*Brief*. Set every record down again, identical to the original.

*Input material*.
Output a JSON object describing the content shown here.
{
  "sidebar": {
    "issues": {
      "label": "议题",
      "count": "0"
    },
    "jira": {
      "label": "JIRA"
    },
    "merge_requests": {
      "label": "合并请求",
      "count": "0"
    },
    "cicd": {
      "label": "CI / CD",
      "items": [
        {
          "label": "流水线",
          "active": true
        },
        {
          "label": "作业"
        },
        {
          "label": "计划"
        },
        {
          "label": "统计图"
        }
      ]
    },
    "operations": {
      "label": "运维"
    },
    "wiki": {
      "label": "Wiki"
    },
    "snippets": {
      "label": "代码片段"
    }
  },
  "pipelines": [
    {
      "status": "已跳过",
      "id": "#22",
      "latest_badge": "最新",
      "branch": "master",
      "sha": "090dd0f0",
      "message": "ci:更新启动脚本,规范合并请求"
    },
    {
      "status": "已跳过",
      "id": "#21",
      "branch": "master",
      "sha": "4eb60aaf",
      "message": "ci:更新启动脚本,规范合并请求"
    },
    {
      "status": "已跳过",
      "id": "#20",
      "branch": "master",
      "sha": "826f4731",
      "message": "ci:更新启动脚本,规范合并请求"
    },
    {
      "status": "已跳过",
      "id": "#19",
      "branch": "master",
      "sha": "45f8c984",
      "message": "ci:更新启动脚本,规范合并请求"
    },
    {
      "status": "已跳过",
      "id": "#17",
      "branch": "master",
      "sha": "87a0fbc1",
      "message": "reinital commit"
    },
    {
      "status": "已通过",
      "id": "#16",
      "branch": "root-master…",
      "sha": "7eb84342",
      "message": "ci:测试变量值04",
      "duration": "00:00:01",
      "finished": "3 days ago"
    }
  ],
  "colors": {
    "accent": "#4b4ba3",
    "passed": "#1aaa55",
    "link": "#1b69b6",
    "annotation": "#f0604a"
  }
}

*Written solution*.
Output a JSON object describing the content shown here.
{
  "sidebar": {
    "issues": {
      "label": "议题",
      "count": "0"
    },
    "jira": {
      "label": "JIRA"
    },
    "merge_requests": {
      "label": "合并请求",
      "count": "0"
    },
    "cicd": {
      "label": "CI / CD",
      "items": [
        {
          "label": "流水线",
          "active": true
        },
        {
          "label": "作业"
        },
        {
          "label": "计划"
        },
        {
          "label": "统计图"
        }
      ]
    },
    "operations": {
      "label": "运维"
    },
    "wiki": {
      "label": "Wiki"
    },
    "snippets": {
      "label": "代码片段"
    }
  },
  "pipelines": [
    {
      "status": "已跳过",
      "id": "#22",
      "latest_badge": "最新",
      "branch": "master",
      "sha": "090dd0f0",
      "message": "ci:更新启动脚本,规范合并请求"
    },
    {
      "status": "已跳过",
      "id": "#21",
      "branch": "master",
      "sha": "4eb60aaf",
      "message": "ci:更新启动脚本,规范合并请求"
    },
    {
      "status": "已跳过",
      "id": "#20",
      "branch": "master",
      "sha": "826f4731",
      "message": "ci:更新启动脚本,规范合并请求"
    },
    {
      "status": "已跳过",
      "id": "#19",
      "branch": "master",
      "sha": "45f8c984",
      "message": "ci:更新启动脚本,规范合并请求"
    },
    {
      "status": "已跳过",
      "id": "#17",
      "branch": "master",
      "sha": "87a0fbc1",
      "message": "reinital commit"
    },
    {
      "status": "已通过",
      "id": "#16",
      "branch": "root-master…",
      "sha": "7eb84342",
      "message": "ci:测试变量值04",
      "duration": "00:00:01",
      "finished": "3 days ago"
    }
  ],
  "colors": {
    "accent": "#4b4ba3",
    "passed": "#1aaa55",
    "link": "#1b69b6",
    "annotation": "#f0604a"
  }
}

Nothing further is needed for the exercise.